Video on demand platforms look for classic sitcoms and bet on remakes, sequels and spin-offs
In the rankings of the most downloaded or viewed series during the year there is always some “classic”. In fact, Friends or The Office are the two most watched series in the history of Netflix. Such is the demand for this type of sitcom that this platform has already bought the worldwide rights for 2021 of Seinfeld, a series from 1989, for 500 million dollars. The reason? That Friends has just lost, will stop broadcasting The Office in 2021 and does not want to neglect that audience share that returns to the classics again and again.
Platforms like Netflix, HBO or Peacock include this type of series in their catalogues not to attract new clients, but to retain those who already have them. Of course, the astronomical figures paid for these sitcoms reveal their importance: the NBCUniversal group paid 500 million dollars for the rights to The Office over five years and WarnerMedia 425 million to exploit Friends, also over five years.

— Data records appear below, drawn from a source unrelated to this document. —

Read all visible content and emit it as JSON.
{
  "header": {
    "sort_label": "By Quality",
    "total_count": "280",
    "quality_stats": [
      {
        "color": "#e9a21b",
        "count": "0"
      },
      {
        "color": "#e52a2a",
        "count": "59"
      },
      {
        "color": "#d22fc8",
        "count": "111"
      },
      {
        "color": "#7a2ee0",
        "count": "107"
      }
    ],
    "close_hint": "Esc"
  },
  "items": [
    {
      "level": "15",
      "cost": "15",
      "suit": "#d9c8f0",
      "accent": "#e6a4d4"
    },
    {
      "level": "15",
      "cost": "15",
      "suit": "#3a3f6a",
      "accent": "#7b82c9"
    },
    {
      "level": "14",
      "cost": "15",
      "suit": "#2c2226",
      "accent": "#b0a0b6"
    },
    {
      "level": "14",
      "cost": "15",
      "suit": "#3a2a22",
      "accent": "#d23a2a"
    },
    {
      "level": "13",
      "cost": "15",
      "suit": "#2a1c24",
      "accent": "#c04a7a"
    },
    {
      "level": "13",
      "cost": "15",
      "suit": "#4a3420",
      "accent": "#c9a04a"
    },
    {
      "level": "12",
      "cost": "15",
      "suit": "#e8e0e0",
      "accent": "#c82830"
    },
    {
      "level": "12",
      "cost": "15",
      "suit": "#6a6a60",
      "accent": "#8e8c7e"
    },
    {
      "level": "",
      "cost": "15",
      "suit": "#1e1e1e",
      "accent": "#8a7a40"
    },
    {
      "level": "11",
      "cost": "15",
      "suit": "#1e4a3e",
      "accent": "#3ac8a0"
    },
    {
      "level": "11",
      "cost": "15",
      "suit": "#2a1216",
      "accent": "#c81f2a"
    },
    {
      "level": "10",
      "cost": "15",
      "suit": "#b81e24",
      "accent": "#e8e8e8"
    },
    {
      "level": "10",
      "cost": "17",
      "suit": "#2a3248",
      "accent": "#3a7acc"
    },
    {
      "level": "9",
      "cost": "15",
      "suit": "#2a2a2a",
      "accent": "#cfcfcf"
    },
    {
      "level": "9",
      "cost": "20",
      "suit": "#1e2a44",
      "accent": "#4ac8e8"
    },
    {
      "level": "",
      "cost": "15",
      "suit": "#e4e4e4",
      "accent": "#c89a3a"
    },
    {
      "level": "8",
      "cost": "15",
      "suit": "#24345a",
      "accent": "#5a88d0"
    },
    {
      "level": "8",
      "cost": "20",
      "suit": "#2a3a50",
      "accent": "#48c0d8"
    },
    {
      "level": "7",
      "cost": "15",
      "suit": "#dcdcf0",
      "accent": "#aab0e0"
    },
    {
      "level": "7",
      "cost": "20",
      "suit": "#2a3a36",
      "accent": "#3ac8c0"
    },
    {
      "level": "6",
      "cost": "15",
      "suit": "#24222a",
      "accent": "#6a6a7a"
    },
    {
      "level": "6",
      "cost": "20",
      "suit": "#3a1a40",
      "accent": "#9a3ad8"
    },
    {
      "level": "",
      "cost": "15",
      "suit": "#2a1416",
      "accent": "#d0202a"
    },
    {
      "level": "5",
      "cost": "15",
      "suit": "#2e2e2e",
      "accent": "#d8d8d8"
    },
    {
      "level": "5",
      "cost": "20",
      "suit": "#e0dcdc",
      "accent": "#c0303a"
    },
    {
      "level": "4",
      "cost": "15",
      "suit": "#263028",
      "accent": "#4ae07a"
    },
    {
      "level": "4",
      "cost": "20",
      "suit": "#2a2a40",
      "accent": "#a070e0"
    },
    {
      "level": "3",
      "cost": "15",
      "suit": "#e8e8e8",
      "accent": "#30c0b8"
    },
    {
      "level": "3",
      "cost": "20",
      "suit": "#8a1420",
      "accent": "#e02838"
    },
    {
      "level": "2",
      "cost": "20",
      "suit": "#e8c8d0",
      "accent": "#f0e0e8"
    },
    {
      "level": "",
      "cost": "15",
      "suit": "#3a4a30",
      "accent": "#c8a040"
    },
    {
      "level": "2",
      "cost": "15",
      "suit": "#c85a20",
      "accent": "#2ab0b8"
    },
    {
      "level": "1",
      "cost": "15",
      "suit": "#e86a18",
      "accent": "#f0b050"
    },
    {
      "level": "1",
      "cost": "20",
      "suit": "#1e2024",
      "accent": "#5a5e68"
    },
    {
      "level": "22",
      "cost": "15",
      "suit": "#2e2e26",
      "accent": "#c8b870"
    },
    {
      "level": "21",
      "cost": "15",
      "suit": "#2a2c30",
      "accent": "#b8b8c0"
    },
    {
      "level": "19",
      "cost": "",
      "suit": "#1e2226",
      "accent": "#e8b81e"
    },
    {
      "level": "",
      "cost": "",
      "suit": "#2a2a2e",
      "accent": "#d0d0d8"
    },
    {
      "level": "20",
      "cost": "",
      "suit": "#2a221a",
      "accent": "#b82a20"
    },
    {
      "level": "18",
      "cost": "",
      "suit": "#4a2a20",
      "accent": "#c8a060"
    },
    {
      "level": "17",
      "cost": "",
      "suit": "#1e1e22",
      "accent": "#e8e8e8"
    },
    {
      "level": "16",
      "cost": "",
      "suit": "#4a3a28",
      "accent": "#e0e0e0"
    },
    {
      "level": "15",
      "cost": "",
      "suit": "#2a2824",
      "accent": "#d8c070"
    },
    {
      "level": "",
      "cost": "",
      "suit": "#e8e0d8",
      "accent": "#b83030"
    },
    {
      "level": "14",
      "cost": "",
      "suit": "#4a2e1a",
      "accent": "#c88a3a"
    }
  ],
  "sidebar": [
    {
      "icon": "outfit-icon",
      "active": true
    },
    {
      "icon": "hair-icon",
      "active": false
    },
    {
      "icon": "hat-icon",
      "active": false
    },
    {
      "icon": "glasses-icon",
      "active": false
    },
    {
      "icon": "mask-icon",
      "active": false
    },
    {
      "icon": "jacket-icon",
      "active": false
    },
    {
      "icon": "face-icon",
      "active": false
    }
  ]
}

Sitcoms seem to be the favourite genre for rewatch, a term that is becoming popular in the audiovisual sector but is not a new phenomenon. Re-watching is a basic strategy on which traditional television programming has been based for years. For televisions it has always been a very advantageous element. It is less expensive than premiere content, has more guarantees of concentrating the audience (usually reruns are of series that were successful in their first commercial life) and allows either to fill gaps in the grid at unpopular times, or to swell the TV grids. This practice does not only benefit televisions, video platforms or viewers. For the rights owners it was also a very lucrative route, as they were charged for each of these re-broadcasts. A win-win for everyone.
We love rewatching because it’s a safe bet, we’re sure we’ll have a good time and it reaffirms our good opinion of the product. We feel the same positive emotions again and also discover new aspects that we had overlooked. But studies have also shown that we rewatch to reduce the cognitive fatigue that comes from having to decide between hundreds of options. Paradoxically, although today we have thousands of entertainment alternatives, we often go back to the familiar to avoid uncertainty and the risk of making a mistake when choosing something new. Will I make the right choice? Will I have fun? The more options, the more doubts we can have and the more overwhelmed we can feel, that’s why sometimes we prefer to opt for something we already know and like.
Safe value and convenience are some of the reasons we choose Friends when we have dozens of new series at our fingertips. Precisely because we have so many new things, going back to series we’ve already seen allows us to avoid the dilemma of having to choose. We know the plot, we can get hooked on any episode without problems… The quintessence of comfort.